Shoulder dystocia is a complication of pregnancy that occurs when the baby’s shoulder becomes impacted against the mother’s pelvic wall. Experienced physicians can minimize the risk of shoulder dystocia by watching for common risk factors, such as a large baby or the onset of gestational diabetes. Sometimes, however, doctors will inadvertently increase the risk for shoulder dystocia by hyperstimulating the mother, increasing contractions and accelerating labor. Trained obstetricians and nurses will know how to address shoulder dystocia and resolve the complication without injury to mother or infant. Unfortunately, there are still many obstetricians and nurse that fail to use medically acceptable methods to resolve this complication. As a result, injury to the baby can occur.
The most common injury is to the brachial plexus network of nerves which can be strained or even avulsed during delivery. Erb’s Palsy is an injury that involves the upper trunk of the brachial plexus network (nerve roots C5 through C7). This condition affects the muscles of the upper arm, forcing the scapula into an abnormal position known as “winging.” The muscles that control the wrist’s ability to extend and rotate can also be affected, and the humerus is often adducted, or pulled in tight towards the body. Klumpke’s palsy is caused by injuries to nerve roots C7, C8, and T1. This injury results in forearm supination, where the arm is turned palm-up, causing diminished mobility and sensation in the hand.

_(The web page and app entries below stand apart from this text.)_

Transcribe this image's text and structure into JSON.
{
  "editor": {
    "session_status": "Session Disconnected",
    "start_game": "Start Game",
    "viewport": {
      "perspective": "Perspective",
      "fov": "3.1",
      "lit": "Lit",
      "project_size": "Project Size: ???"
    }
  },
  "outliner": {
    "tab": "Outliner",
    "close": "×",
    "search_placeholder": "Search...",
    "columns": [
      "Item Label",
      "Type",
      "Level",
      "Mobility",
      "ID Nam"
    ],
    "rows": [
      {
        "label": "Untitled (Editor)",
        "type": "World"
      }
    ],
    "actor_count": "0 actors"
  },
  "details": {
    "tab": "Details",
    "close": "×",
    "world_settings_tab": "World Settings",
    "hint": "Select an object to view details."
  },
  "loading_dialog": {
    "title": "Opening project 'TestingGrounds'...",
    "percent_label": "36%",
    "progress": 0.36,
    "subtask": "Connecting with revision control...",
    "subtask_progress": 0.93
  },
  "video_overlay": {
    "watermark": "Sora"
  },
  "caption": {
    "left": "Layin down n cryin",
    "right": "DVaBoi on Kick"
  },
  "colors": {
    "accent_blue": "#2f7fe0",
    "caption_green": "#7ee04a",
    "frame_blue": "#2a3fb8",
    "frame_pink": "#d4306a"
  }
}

Injuries from medical mismanagement of shoulder dystocia are sometimes temporary, and they will resolve in a few months. Other times, however, the injury is so severe that it is permanent. A few seconds of negligence in the delivery room can result in a lifetime if disability and impairment. Medical treatments and therapies are expensive, and career options are limited for children who suffer this devastating birth injury. Utah medical malpractice attorney Ryan Springer has helped many families recover money to cover both past and future medical bills for kids with Erb’s Palsy and Klumpke’s Palsy. For additional information, or if you have questions about a possible shoulder dystocia negligence case, contact attorney Ryan Springer at (801) 502-8735.